Eventually, if we want to live the richest life possible, sometimes we have to face the unknown. It’s usually disguised as the littlest things–saying “I’m sorry,” giving something away, standing up for yourself, or letting go. You have to force yourself to recognize that the unknown exists. Then the next time you’re in that situation, you rip off the bandaid and go for it; it shakes you up. Yet you do it again. You keep facing that obstacle until you don’t panic when it approaches.

I stumbled through a lot of German conversations on that intercom. Sometimes people hung up before I could answer. Once, the person on the other end was so relieved to hear me struggle. He was a man from Romania, striving to speak his best, too. You never know when the person beside you is on the same journey. Sometimes, their unknown is much scarier. He didn’t have fluent English skills to fall back on like I did; he needed that German communication ability to earn money and put food on his table.

Here’s what I’ve been learning about facing seemingly tiny obstacles that actually feel really heavy and overwhelming:

  1. Never measure your fear/anger/pain.
  2. Admit it.
  3. Take teeny steps toward bettering it.

A lot of these thoughts are reflected in Become, the writing prompt journal for finding your direction at Gadanke. Of course, that journal is hardly about being brave enough to answer an intercom. Or is it? Once you face an unknown, you become stronger. You become more confident. You start really, truly knowing that you are capable of becoming whatever you take the steps toward being. That’s the mission behind all the journals at Gadanke. Celebrate you!

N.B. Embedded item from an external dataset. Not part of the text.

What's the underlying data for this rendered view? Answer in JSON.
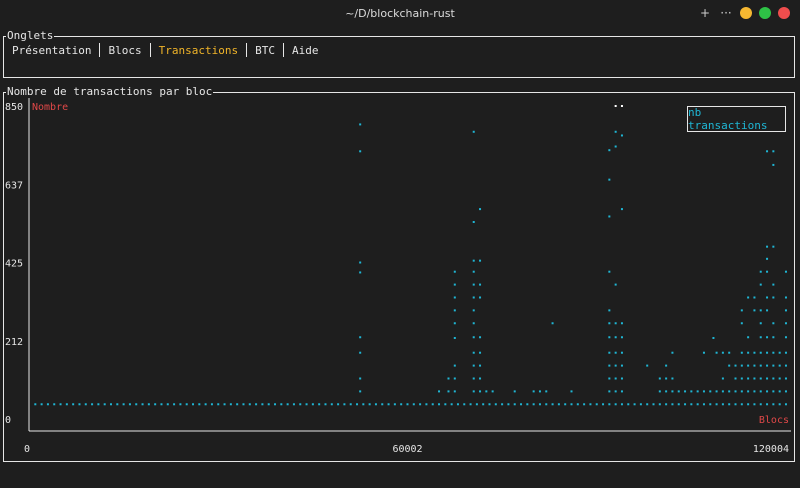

The ultimate test came to me one afternoon when the telephone rang. I took a deep breath and answered the phone. “Guten Tag,” I said. The woman asked me (in German, of course) why I had just called her number. “I’m so sorry,” I said in German. “I didn’t call. I’m not sure what you mean.” She was quite positive: I had just called. I was equally sure that I was not touching that phone unless it was to call 911. We hung up, and then I thought about it a moment. Wait a second … that woman was my mother-in-law.